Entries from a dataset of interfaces
━━━━━━━━━━━━━━━━━━━━━━━━━━━━━━

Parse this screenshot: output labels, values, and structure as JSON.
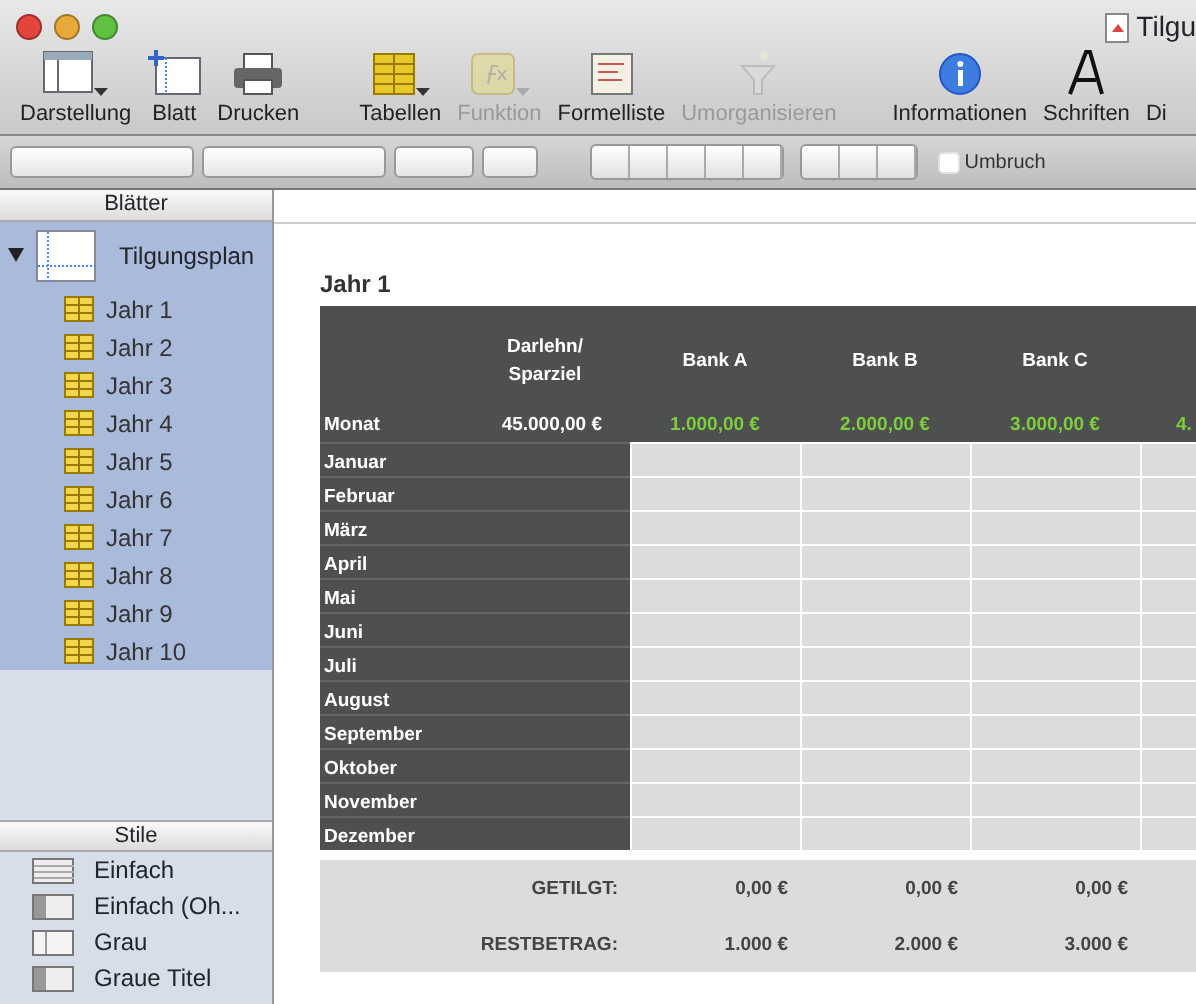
{
  "window": {
    "title": "Tilgu"
  },
  "toolbar": [
    {
      "label": "Darstellung",
      "kind": "view",
      "disabled": false,
      "dropdown": true
    },
    {
      "label": "Blatt",
      "kind": "sheet",
      "disabled": false,
      "dropdown": false
    },
    {
      "label": "Drucken",
      "kind": "print",
      "disabled": false,
      "dropdown": false
    },
    {
      "label": "Tabellen",
      "kind": "table",
      "disabled": false,
      "dropdown": true
    },
    {
      "label": "Funktion",
      "kind": "function",
      "disabled": true,
      "dropdown": true
    },
    {
      "label": "Formelliste",
      "kind": "formulas",
      "disabled": false,
      "dropdown": false
    },
    {
      "label": "Umorganisieren",
      "kind": "funnel",
      "disabled": true,
      "dropdown": false
    },
    {
      "label": "Informationen",
      "kind": "info",
      "disabled": false,
      "dropdown": false
    },
    {
      "label": "Schriften",
      "kind": "fonts",
      "disabled": false,
      "dropdown": false
    },
    {
      "label": "Di",
      "kind": "none",
      "disabled": false,
      "dropdown": false
    }
  ],
  "format_bar": {
    "wrap": {
      "label": "Umbruch",
      "checked": false
    }
  },
  "sidebar": {
    "header": "Blätter",
    "sheets": [
      {
        "label": "Tilgungsplan",
        "expanded": true,
        "selected": true,
        "children": [
          {
            "label": "Jahr 1"
          },
          {
            "label": "Jahr 2"
          },
          {
            "label": "Jahr 3"
          },
          {
            "label": "Jahr 4"
          },
          {
            "label": "Jahr 5"
          },
          {
            "label": "Jahr 6"
          },
          {
            "label": "Jahr 7"
          },
          {
            "label": "Jahr 8"
          },
          {
            "label": "Jahr 9"
          },
          {
            "label": "Jahr 10"
          }
        ]
      }
    ]
  },
  "styles": {
    "header": "Stile",
    "items": [
      {
        "label": "Einfach",
        "kind": "striped"
      },
      {
        "label": "Einfach (Oh...",
        "kind": "side"
      },
      {
        "label": "Grau",
        "kind": "light"
      },
      {
        "label": "Graue Titel",
        "kind": "side"
      }
    ]
  },
  "sheet": {
    "title": "Jahr 1",
    "table": {
      "columns": [
        "Darlehn/\nSparziel",
        "Bank A",
        "Bank B",
        "Bank C"
      ],
      "goal_row": {
        "label": "Monat",
        "goal": "45.000,00 €",
        "deposits": [
          "1.000,00 €",
          "2.000,00 €",
          "3.000,00 €",
          "4."
        ]
      },
      "rows": [
        "Januar",
        "Februar",
        "März",
        "April",
        "Mai",
        "Juni",
        "Juli",
        "August",
        "September",
        "Oktober",
        "November",
        "Dezember"
      ],
      "footer": [
        {
          "label": "GETILGT:",
          "values": [
            "0,00 €",
            "0,00 €",
            "0,00 €"
          ]
        },
        {
          "label": "RESTBETRAG:",
          "values": [
            "1.000 €",
            "2.000 €",
            "3.000 €"
          ]
        }
      ]
    }
  }
}
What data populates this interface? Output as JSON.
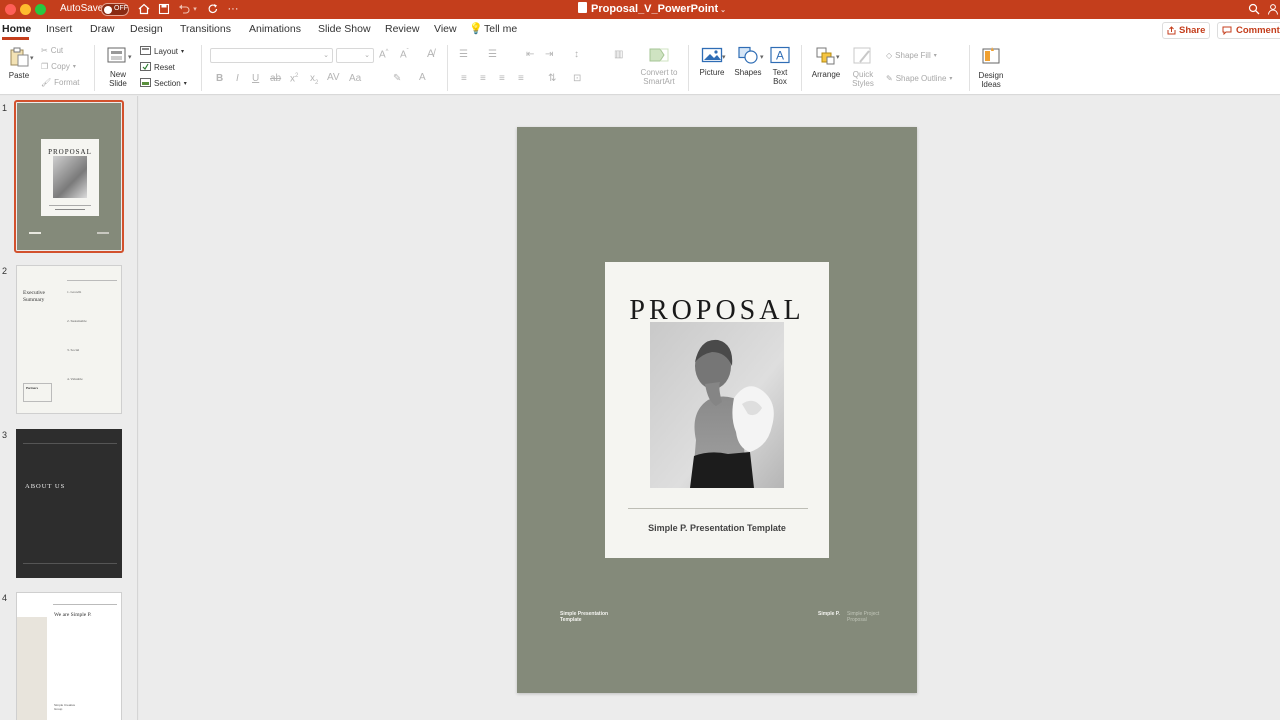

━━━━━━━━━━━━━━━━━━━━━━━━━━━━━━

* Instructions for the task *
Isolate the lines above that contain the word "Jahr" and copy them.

* Task output *
            "label": "Jahr 1"
            "label": "Jahr 2"
            "label": "Jahr 3"
            "label": "Jahr 4"
            "label": "Jahr 5"
            "label": "Jahr 6"
            "label": "Jahr 7"
            "label": "Jahr 8"
            "label": "Jahr 9"
            "label": "Jahr 10"
    "title": "Jahr 1",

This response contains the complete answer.